**WHAT TO DO**
Below are records; count the lines in them that hold "true" and give only the count.

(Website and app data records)
-- Opening Marker --

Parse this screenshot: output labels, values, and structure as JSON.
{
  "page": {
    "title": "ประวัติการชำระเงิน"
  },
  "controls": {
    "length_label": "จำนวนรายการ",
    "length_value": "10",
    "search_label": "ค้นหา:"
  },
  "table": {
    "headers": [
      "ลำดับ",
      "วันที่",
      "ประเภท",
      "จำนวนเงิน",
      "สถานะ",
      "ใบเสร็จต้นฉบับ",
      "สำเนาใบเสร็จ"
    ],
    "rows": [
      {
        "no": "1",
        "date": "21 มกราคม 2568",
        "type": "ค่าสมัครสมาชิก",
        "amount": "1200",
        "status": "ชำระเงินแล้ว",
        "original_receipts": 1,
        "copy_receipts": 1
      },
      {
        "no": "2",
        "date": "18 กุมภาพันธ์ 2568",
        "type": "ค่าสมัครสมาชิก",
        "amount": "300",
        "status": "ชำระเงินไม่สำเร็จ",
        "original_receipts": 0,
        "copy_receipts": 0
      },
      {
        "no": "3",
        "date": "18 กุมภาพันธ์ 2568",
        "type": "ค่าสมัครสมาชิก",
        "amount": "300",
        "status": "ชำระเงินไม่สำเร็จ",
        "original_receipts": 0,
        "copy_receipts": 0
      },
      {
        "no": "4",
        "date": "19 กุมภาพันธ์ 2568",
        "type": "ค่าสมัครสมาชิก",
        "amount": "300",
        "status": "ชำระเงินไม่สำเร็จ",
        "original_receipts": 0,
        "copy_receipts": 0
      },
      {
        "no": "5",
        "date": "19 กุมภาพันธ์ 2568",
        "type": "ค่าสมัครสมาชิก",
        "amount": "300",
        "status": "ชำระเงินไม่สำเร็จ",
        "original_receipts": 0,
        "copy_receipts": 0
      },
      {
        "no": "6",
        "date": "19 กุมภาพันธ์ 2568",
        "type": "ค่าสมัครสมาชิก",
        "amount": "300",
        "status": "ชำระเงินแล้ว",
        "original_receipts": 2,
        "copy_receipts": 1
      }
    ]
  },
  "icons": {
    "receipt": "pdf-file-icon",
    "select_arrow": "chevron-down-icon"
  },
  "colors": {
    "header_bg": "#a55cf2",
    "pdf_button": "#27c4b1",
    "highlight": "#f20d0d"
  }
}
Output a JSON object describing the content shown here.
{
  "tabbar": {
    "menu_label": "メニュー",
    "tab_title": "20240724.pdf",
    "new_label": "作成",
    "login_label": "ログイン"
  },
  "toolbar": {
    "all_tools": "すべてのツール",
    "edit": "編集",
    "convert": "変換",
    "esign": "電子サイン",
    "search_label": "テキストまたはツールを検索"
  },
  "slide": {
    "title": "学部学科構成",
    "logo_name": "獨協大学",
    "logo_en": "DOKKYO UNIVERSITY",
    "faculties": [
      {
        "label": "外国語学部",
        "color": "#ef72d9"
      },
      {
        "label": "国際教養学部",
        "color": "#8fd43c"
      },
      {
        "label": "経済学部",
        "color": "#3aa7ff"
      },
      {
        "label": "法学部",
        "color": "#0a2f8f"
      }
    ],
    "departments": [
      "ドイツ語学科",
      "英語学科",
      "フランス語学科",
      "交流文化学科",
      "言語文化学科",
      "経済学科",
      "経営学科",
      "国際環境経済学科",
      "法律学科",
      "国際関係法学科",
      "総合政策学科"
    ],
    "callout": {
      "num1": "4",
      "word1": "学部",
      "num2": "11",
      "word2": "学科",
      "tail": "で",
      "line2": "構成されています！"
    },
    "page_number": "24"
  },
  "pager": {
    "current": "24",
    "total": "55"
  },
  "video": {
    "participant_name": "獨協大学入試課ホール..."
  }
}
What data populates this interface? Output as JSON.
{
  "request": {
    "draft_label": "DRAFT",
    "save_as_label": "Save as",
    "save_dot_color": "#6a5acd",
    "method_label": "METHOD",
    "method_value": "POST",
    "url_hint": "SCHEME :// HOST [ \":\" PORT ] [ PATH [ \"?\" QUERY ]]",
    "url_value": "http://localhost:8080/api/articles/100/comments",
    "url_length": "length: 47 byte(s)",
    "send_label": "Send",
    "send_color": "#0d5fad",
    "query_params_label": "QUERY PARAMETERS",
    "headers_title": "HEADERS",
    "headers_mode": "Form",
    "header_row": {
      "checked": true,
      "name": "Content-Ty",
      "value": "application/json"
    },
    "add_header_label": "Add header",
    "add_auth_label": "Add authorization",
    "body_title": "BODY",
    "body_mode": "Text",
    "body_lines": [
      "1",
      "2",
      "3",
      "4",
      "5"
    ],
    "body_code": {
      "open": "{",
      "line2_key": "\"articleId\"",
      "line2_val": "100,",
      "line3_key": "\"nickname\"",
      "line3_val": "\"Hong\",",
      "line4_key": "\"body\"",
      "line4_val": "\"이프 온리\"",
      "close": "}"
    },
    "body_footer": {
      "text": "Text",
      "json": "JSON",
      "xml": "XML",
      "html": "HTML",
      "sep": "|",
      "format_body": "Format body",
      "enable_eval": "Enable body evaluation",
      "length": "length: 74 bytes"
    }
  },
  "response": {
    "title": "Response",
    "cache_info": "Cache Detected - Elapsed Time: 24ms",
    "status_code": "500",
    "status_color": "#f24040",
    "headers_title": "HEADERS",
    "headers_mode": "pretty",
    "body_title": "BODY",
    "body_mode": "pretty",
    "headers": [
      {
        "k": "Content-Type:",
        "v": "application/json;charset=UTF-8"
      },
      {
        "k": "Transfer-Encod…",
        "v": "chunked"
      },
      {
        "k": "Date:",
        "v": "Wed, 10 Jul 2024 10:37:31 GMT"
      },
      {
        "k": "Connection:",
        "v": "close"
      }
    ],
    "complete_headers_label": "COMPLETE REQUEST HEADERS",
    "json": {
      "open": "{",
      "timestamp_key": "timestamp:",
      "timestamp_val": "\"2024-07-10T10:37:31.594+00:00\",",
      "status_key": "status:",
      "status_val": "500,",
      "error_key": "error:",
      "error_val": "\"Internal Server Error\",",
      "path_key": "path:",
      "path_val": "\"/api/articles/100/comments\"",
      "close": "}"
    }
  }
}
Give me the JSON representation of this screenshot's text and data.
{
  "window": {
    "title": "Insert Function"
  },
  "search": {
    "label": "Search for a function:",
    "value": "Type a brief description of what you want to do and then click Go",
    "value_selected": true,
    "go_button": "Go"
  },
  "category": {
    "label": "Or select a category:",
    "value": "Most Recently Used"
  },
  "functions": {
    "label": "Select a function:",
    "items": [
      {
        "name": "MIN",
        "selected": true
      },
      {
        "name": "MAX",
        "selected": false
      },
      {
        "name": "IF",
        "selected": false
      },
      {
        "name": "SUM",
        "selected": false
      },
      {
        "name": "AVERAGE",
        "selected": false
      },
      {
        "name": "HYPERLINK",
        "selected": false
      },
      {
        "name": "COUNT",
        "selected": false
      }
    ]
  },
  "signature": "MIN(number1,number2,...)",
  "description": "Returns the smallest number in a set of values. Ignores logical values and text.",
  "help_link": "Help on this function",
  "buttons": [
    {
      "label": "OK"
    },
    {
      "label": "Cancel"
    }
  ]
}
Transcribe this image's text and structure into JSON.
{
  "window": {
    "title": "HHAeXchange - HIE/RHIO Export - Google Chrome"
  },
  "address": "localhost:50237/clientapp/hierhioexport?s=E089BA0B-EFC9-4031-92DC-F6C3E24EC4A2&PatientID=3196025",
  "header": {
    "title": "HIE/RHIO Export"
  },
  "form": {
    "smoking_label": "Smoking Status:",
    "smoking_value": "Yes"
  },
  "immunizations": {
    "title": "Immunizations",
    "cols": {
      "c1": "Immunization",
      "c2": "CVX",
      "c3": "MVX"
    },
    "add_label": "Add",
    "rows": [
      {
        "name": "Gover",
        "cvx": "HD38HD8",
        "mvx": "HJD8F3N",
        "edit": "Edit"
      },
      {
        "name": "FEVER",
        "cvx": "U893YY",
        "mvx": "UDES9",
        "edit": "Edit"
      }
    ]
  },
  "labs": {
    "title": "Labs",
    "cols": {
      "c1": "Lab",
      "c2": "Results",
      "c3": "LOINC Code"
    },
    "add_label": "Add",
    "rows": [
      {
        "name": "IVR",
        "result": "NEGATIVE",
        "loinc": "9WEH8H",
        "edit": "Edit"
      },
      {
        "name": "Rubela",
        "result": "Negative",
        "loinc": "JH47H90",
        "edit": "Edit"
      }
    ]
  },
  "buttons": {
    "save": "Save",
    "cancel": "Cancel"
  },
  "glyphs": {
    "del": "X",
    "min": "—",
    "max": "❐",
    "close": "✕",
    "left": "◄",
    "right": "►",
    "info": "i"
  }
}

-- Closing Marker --

**SOLUTION FOR THIS TASK**
3